Sandy has been a CASA advocate since December 2016. Sandy goes above and beyond to advocate for the children. Sandy has recently committed her time to Family drug Court, she meets every other week, two times a week with the Family Drug Court team for staffing’s and hearings. Sandy assist’s parents in what she can so the children can be reunited with their parents. Sandy is dedicated to advocate for the child’s best Interest. – Mayra Guzman, Child Advocacy Specialist
1. What made you decide to become a CASA?
After retiring from teaching for 37 years I knew I wanted to advocate for kids in some capacity. I had not heard of CASA but saw an ad on TV one day. I looked into it and felt that was what I needed to do.
2. What is your professional/volunteer background?
I was a teacher for 37 years.
3. What advice would you give to someone who is thinking about becoming a CASA?
Just know that you must be willing to give adequate time to your case.
4. What has been the most challenging part of being a CASA?
The most challenging is keeping yourself from becoming emotionally attached and watching a mother's rights be terminated. I think the latter is very emotional, even though you know it is in the best interest of the children.
5. What has been the most rewarding part of being a CASA?
It is very rewarding when you go visit the child/children and they are excited to see you.
6. Please share a special moment with us about your advocacy work with your CASA kid or on your case.
Watching children become part of a forever family and knowing you had a small part in that.
7. Is there anything else you would like to add about yourself or your CASA experience?
Being a CASA can really have its challenges but knowing that you are there for that child/children adds such a dimension of purpose and satisfaction.

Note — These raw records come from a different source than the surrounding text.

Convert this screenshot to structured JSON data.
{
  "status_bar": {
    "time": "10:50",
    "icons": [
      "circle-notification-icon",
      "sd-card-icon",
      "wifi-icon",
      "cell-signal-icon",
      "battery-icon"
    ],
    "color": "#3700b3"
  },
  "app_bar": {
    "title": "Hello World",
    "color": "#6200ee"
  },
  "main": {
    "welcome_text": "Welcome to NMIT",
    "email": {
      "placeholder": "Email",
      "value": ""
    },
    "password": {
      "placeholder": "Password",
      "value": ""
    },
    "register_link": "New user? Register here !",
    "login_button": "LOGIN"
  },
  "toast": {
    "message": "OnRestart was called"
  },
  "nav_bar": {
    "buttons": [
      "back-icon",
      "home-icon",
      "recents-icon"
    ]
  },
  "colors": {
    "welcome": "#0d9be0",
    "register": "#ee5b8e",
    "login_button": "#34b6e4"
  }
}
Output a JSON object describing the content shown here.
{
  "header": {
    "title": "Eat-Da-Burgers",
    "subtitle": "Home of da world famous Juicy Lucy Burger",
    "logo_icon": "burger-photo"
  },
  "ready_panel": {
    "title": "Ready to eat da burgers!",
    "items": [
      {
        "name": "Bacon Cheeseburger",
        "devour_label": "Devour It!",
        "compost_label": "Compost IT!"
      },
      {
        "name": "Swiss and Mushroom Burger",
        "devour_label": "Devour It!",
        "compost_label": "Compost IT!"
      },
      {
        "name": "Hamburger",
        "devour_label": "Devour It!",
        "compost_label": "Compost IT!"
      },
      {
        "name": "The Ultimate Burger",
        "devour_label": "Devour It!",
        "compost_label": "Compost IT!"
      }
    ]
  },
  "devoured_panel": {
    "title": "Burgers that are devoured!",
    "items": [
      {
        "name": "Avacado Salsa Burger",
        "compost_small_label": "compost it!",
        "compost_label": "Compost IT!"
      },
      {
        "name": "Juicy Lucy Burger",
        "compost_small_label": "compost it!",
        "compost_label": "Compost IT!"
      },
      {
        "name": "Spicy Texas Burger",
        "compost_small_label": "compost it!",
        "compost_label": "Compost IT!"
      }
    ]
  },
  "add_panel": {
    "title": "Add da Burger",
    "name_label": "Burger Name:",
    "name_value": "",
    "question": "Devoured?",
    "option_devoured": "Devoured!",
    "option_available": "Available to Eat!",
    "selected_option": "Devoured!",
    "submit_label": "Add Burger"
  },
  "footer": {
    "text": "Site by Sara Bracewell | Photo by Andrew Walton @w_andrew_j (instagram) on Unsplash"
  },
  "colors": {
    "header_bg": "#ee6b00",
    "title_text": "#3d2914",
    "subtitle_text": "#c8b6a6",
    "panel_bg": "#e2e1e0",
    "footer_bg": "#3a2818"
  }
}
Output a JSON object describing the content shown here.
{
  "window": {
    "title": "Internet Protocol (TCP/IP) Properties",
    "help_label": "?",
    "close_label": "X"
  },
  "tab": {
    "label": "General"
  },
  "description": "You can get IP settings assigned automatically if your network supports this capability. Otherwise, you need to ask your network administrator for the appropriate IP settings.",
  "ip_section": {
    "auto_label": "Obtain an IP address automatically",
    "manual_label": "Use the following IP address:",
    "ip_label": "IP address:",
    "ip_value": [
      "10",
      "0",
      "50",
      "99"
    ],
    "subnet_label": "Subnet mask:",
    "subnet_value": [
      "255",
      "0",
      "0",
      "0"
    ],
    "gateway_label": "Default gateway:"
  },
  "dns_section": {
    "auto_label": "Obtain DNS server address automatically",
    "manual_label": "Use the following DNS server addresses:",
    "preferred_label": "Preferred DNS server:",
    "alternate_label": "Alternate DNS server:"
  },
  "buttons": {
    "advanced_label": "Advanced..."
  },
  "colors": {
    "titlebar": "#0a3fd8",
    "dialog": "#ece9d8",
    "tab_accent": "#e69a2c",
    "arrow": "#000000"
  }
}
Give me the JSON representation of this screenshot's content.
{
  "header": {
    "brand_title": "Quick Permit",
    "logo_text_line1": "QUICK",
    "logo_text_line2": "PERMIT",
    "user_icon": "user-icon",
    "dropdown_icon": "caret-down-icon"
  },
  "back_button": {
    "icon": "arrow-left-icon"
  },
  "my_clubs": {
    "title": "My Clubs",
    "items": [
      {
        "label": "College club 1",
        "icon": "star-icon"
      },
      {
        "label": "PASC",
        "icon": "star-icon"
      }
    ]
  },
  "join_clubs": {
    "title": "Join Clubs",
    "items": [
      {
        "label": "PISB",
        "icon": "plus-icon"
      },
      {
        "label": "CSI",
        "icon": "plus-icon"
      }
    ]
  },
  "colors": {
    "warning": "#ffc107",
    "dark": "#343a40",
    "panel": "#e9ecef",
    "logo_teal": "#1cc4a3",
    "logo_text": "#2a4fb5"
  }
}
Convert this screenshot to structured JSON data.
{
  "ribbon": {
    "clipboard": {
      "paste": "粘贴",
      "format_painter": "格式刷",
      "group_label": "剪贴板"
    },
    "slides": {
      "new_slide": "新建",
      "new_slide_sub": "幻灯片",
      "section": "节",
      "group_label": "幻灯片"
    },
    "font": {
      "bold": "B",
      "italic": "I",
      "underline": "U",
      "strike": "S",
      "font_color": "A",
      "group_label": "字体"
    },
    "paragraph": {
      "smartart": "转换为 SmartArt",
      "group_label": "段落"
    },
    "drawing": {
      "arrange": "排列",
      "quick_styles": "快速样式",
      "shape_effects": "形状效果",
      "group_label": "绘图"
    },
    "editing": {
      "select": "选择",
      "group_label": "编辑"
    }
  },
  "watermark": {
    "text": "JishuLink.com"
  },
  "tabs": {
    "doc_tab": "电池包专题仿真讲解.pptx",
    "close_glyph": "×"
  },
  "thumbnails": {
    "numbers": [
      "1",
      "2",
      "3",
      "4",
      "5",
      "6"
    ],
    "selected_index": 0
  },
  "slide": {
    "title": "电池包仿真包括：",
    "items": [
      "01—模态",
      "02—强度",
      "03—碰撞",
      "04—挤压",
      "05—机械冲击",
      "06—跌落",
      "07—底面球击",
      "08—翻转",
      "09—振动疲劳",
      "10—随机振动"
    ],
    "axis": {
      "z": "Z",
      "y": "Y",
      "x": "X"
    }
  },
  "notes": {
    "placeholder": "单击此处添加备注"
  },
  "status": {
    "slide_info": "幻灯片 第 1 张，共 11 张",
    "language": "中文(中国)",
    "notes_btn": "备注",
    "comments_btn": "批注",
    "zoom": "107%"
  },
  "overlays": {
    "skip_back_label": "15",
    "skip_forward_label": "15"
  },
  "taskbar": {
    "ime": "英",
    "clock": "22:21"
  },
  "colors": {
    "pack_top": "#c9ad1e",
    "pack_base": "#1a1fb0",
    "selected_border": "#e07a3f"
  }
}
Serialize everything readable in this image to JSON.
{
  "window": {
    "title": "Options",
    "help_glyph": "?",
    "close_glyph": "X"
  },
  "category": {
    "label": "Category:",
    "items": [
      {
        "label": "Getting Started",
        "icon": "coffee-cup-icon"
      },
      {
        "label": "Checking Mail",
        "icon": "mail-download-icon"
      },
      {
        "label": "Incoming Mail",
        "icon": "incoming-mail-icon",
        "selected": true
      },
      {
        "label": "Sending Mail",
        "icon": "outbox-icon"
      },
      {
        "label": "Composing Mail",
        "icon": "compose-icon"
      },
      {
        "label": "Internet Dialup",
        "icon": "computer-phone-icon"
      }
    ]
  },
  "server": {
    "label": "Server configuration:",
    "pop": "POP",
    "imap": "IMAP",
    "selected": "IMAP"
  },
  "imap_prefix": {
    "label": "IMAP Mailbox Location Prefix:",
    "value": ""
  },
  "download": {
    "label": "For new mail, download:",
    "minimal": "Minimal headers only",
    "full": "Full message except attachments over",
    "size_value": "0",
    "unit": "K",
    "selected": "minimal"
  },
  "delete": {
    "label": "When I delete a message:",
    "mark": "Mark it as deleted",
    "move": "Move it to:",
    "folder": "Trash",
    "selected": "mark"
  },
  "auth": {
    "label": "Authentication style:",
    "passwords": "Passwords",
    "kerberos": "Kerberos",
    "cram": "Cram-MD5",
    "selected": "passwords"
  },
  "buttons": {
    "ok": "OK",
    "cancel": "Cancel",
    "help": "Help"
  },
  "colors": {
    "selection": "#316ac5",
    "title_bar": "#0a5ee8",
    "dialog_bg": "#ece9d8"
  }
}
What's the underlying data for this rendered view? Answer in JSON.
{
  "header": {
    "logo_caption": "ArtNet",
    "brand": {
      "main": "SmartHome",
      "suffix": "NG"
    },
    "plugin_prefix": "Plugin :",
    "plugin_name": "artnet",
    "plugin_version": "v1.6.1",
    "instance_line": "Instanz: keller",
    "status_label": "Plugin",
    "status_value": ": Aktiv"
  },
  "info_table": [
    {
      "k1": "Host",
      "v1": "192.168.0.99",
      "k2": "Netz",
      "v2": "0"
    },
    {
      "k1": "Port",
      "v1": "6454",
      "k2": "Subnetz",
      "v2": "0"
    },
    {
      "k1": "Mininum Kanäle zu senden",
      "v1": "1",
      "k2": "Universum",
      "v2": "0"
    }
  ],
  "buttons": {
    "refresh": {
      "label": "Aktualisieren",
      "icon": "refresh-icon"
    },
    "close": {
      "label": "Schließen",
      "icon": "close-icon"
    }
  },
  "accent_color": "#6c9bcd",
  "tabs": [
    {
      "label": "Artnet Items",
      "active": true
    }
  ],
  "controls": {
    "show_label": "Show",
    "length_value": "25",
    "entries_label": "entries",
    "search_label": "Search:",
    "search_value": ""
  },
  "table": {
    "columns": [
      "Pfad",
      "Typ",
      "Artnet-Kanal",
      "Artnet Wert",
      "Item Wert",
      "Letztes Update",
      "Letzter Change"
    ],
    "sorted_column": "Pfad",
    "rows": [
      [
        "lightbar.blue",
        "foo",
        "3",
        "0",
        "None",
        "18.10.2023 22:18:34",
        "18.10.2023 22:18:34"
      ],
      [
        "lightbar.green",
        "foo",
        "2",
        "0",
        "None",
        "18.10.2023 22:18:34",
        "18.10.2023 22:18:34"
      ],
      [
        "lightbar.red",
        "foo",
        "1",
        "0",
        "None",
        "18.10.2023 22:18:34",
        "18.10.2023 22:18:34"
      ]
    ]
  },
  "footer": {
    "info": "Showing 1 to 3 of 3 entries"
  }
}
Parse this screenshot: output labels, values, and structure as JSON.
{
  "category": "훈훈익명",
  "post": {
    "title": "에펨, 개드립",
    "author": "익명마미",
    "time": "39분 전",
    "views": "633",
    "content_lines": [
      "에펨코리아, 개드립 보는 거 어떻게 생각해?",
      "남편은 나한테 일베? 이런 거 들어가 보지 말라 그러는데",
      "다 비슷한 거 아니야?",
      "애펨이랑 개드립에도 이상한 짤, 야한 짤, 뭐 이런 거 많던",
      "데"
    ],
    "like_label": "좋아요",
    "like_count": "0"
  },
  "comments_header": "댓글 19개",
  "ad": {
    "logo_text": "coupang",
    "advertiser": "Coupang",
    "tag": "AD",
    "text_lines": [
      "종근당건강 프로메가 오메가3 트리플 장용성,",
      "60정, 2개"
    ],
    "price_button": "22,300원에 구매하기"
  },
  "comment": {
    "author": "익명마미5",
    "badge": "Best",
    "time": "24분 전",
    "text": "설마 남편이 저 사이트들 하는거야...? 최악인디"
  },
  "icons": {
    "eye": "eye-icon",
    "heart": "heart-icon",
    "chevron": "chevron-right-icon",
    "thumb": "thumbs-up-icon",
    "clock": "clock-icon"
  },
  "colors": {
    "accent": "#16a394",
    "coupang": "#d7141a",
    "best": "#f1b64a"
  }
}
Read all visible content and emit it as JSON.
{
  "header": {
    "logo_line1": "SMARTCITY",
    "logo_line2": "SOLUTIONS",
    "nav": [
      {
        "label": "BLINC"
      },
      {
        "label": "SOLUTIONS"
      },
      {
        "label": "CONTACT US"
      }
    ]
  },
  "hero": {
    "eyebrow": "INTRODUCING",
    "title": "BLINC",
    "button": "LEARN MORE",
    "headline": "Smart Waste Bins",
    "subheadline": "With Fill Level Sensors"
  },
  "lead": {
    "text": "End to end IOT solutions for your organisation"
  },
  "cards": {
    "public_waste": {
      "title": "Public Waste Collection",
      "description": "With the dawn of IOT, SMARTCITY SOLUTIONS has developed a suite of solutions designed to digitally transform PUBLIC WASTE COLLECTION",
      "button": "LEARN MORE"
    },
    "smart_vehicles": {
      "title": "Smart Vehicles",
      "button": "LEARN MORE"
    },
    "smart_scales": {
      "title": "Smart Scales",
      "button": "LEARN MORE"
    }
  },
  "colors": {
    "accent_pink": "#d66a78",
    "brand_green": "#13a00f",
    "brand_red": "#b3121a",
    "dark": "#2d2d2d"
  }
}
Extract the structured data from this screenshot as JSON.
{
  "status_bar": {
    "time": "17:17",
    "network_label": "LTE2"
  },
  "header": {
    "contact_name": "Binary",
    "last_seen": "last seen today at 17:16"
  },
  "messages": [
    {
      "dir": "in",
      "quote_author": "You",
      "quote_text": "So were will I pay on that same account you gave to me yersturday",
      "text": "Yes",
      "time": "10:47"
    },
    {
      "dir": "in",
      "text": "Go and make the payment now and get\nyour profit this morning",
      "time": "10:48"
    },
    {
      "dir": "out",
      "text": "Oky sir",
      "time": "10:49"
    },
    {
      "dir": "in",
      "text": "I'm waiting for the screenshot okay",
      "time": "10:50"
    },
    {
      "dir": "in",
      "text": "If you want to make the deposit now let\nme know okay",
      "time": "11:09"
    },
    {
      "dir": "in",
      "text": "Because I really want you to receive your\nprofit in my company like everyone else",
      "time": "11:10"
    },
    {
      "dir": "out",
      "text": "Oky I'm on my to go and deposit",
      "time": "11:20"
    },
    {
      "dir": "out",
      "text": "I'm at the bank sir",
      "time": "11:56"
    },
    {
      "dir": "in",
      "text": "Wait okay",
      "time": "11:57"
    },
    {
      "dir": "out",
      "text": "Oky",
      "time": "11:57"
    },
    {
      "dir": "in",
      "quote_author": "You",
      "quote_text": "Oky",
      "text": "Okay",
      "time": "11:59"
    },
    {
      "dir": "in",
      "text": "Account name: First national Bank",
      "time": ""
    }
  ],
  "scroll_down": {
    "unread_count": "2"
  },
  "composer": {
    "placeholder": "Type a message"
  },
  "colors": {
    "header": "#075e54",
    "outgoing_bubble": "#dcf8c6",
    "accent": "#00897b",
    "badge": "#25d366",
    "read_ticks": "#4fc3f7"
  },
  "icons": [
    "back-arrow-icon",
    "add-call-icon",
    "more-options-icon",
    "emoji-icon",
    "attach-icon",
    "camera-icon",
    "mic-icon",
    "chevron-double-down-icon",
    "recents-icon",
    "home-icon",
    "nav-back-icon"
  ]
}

We are there to help the children, but I think in a way they help us also.